Bonds are loans investors make to the federal government, state governments, municipalities, companies, and government agencies.
Issued by states, counties, cities, and towns, municipal bonds pay for public works projects such as highways and new schools. When investing in municipal bonds, the investor loans money to a municipality for a specific project. The bond investor, called the bondholder, receives an "I.O.U." from the issuing municipality.
Most municipal bonds are fixed-income securities. The municipality pays the bondholder a predetermined interest rate, called the coupon rate, on a regular basis, also predetermined. All bonds have a set maturity date, the date on which the bond issuer promises to pay back the loan amount in full.
Municipal bonds fall into three categories based on the length of time between the issue of the bond and the maturity date. Short-term bonds are one year or less. Intermediate-term bonds run 2-20 years. Long-term bonds run 20-40 years. The longer the term, the higher the risk and the higher the rate of return.
Investment income from municipal bonds is exempt from federal income taxes. In addition, many states exempt income earned on bonds issued within their borders. That does not, however, mean municipal bonds are always the best choice.
On account of their tax-exempt status, municipal bonds generally provide lower yields than comparable taxable bonds issued by the federal government or corporations. Investors need to compare after tax yields on taxable bonds based on their own tax bracket with yields on tax-free municipal bonds to determine the better investment. In short, those investors in high tax brackets are more likely to benefit from municipal bonds than investors in low tax brackets.
Because investment income earned within a Roth IRA is already tax-exempt, funding one's retirement account with tax-free municipal bonds becomes unnecessary. If you are eligible for a Roth IRA and wish to fund your retirement with bonds, then higher-yielding U.S. government or corporate bonds are the proper choice.
A bond's yield refers to the rate the bondholder earns on his or her investment. Common sense, therefore, dictates that high-yield municipal bonds provide a greater return on investment. Further application of investment basics denotes the higher the return on investment, the higher the investment risk. Because of this risk, individuals who want high-yield municipal bonds as part of their portfolio generally diversify by investing in mutual funds that emphasize high-yield municipal bonds.
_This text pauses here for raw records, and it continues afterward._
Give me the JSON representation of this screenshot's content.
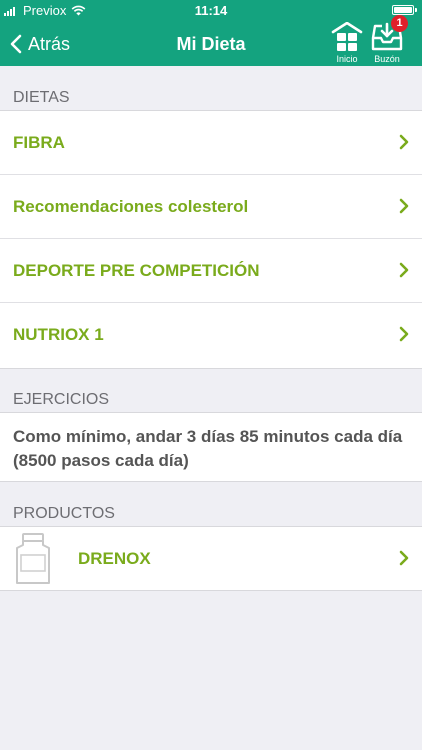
{
  "status_bar": {
    "carrier": "Previox",
    "time": "11:14"
  },
  "nav": {
    "back_label": "Atrás",
    "title": "Mi Dieta",
    "home_label": "Inicio",
    "inbox_label": "Buzón",
    "inbox_badge": "1"
  },
  "sections": {
    "dietas": {
      "header": "DIETAS",
      "items": [
        {
          "label": "FIBRA"
        },
        {
          "label": "Recomendaciones colesterol"
        },
        {
          "label": "DEPORTE PRE COMPETICIÓN"
        },
        {
          "label": "NUTRIOX 1"
        }
      ]
    },
    "ejercicios": {
      "header": "EJERCICIOS",
      "text": "Como mínimo, andar 3 días 85 minutos cada día (8500 pasos cada día)"
    },
    "productos": {
      "header": "PRODUCTOS",
      "items": [
        {
          "label": "DRENOX",
          "icon": "bottle-icon"
        }
      ]
    }
  },
  "colors": {
    "header_bg": "#14a37f",
    "accent_green": "#7aab1c",
    "page_bg": "#efeff4",
    "badge_red": "#e0202a"
  }
}
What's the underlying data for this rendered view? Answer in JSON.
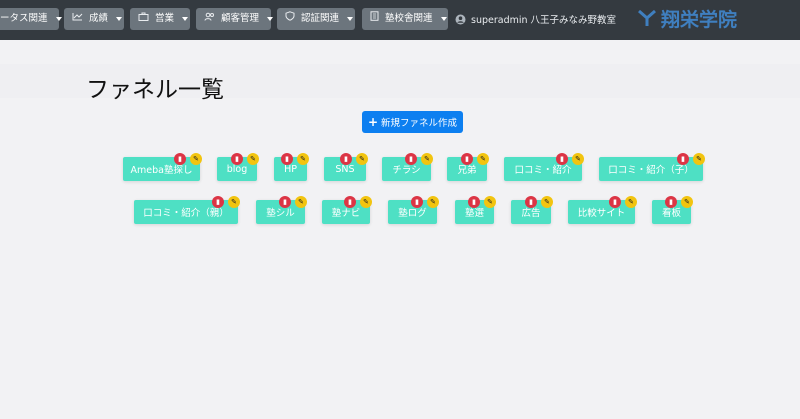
{
  "nav": {
    "items": [
      {
        "label": "ータス関連",
        "icon": ""
      },
      {
        "label": "成績",
        "icon": "chart-line-icon"
      },
      {
        "label": "営業",
        "icon": "briefcase-icon"
      },
      {
        "label": "顧客管理",
        "icon": "users-icon"
      },
      {
        "label": "認証関連",
        "icon": "shield-icon"
      },
      {
        "label": "塾校舎関連",
        "icon": "building-icon"
      }
    ],
    "user": "superadmin 八王子みなみ野教室",
    "logo": "翔栄学院"
  },
  "page": {
    "title": "ファネル一覧",
    "create_button": "新規ファネル作成"
  },
  "funnels": [
    "Ameba塾探し",
    "blog",
    "HP",
    "SNS",
    "チラシ",
    "兄弟",
    "口コミ・紹介",
    "口コミ・紹介（子）",
    "口コミ・紹介（親）",
    "塾シル",
    "塾ナビ",
    "塾ログ",
    "塾選",
    "広告",
    "比較サイト",
    "看板"
  ],
  "colors": {
    "accent": "#0d7ff0",
    "funnel": "#4ee0c4",
    "navbar": "#343a40",
    "delete": "#dc3545",
    "edit": "#f2c40f"
  }
}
Knowledgeable investors, those aware of potential risks and rewards, seeking high, tax exempt income should consider high-yield municipal bonds. In addition, high-yield bonds are less sensitive to general interest rate trends and changes in Federal Reserve policy. Committing a portion of one's fixed-income investments, therefore, to high-yield municipal bonds lessens a portfolio's volatility as interest rates rise and fall.
Always remember: the best investment you can make is an investment in your education. Make sure you are aware how investing in municipal bonds fits into your overall investment plan. Even if you decide not to invest in municipal bonds, you'll at least be able to answer the question, "What are municipal bonds?"
by Trent Lorcher